Former Australia captain Ricky Ponting has suggested that the England dressing room is “soft” and Joe Root has looked like “a little boy” in charge of the side. England relinquished the Ashes with an innings defeat in Perth earlier in the week and are battling to stave off another whitewash.
Root took over from Alastair Cook as Test captain in the summer, winning series against South Africa and West Indies, but has been unable to oversee an improvement in England’s form in Australia – where they have now lost eight Test matches in a row. His own form has also been poor, with just two half-centuries in six innings.
Ponting suggested that Root needed to be more assertive as a leader, even if that goes against his more laidback inclinations. “Joe seems like he is under the sort of extreme pressure that he has never felt before, which is what you would expect in an Ashes contest,” Ponting said.
“Everything about it is more intense than anything else you play. Spotlight and scrutiny is completely different. Even how he is addressing the media – I know he is not too forthright or too on the front foot [by nature], but the way he addressed things last week, it just seemed he was really quiet and too shy to say too much. I think they need him to step up big time.
“The way he answered a lot of the questions after the game last week, and almost the Brisbane game as well, he seemed almost like a little boy. You need to be more than that as a leader, especially when things aren’t going well. Even if it is not natural to you, sometimes you have to put on a different face and stand up for what you think is right and what you believe in. Not only inside the dressing room but outside it as well. For me, it just looks like it has been a little bit soft, if anything.”
With England struggling to deal with various off-field controversies – from Jonny Bairstow’s “headbutt” greeting of Cameron Bancroft to Ben Duckett pouring a drink over James Anderson – Ponting said he felt the players had let Root down.
But he added that some of Root’s dismissals betrayed the weight on his shoulders. Root has managed just 176 runs at 29.33, with a high score of 67, and was caught driving at Nathan Lyon’s first ball in the second innings in Perth, with England attempting to wipe out a 259-run deficit and keep the series alive.
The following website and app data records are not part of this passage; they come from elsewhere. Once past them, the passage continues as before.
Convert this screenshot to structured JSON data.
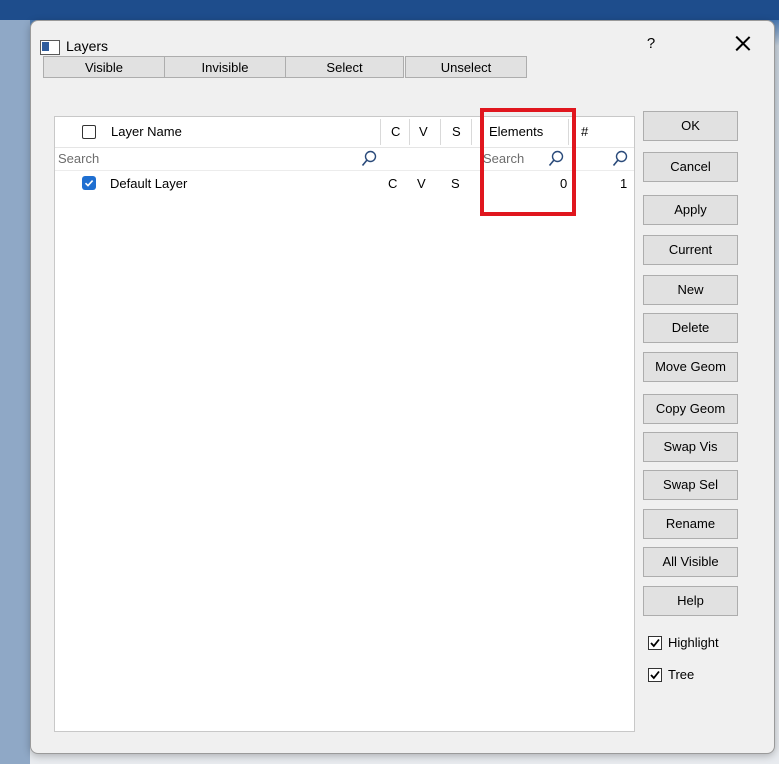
{
  "window": {
    "title": "Layers",
    "help": "?"
  },
  "toolbar": {
    "visible": "Visible",
    "invisible": "Invisible",
    "select": "Select",
    "unselect": "Unselect"
  },
  "table": {
    "headers": {
      "layer_name": "Layer Name",
      "c": "C",
      "v": "V",
      "s": "S",
      "elements": "Elements",
      "num": "#"
    },
    "search": {
      "layer_name": "Search",
      "elements": "Search"
    },
    "rows": [
      {
        "checked": true,
        "name": "Default Layer",
        "c": "C",
        "v": "V",
        "s": "S",
        "elements": "0",
        "num": "1"
      }
    ]
  },
  "buttons": {
    "ok": "OK",
    "cancel": "Cancel",
    "apply": "Apply",
    "current": "Current",
    "new": "New",
    "delete": "Delete",
    "move_geom": "Move Geom",
    "copy_geom": "Copy Geom",
    "swap_vis": "Swap Vis",
    "swap_sel": "Swap Sel",
    "rename": "Rename",
    "all_visible": "All Visible",
    "help": "Help"
  },
  "options": {
    "highlight": {
      "label": "Highlight",
      "checked": true
    },
    "tree": {
      "label": "Tree",
      "checked": true
    }
  },
  "colors": {
    "highlight_box": "#e0161e",
    "checkbox_accent": "#1f6fd1"
  }
}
“To be honest, I think he has been under pressure right from the start because of things that have been happening off the field,” said Ponting. “To me, what those things show was a complete lack of respect for him as captain. There is always a bigger picture out there. If you are found out doing the wrong thing, it doesn’t just impact you, it impacts your captain.
“And, to me, he just looks like he was under pressure before the first ball was bowled. Look at some of the shots he’s played, it looks as though something is playing on his mind. In the first innings in Adelaide and second in Perth. They are not the sorts of shots you would expect from one of the best players in the world. And not someone who is trying to lead from the front. They seemed pretty lazy, pressure shots.”
Ponting, who captained Australia to a 5-0 victory over England in the 2006-07 Ashes, said that Root and the coach, Trevor Bayliss, had to get more out of an under-performing squad – even if that meant being harder on the players.
“Listening to him post-game in Perth, and Trevor does the same thing, where they keep talking about how good they have been and how competitive. I am not seeing that at all,” he said. “They haven’t played any cricket that has put them a long way ahead in the game. They have played cricket that is trying to sneak ahead in the game.
“When you consider they have won all three tosses, lost by 10 wickets in Brisbane, everything that could have gone their way in Adelaide went their way and they lost by 120-odd runs and then an innings and 40 runs in the next Test. They have been completely blown away and blown off the park. Unless you can find some drastic ways to get better, I’m not sure how they are going to improve.”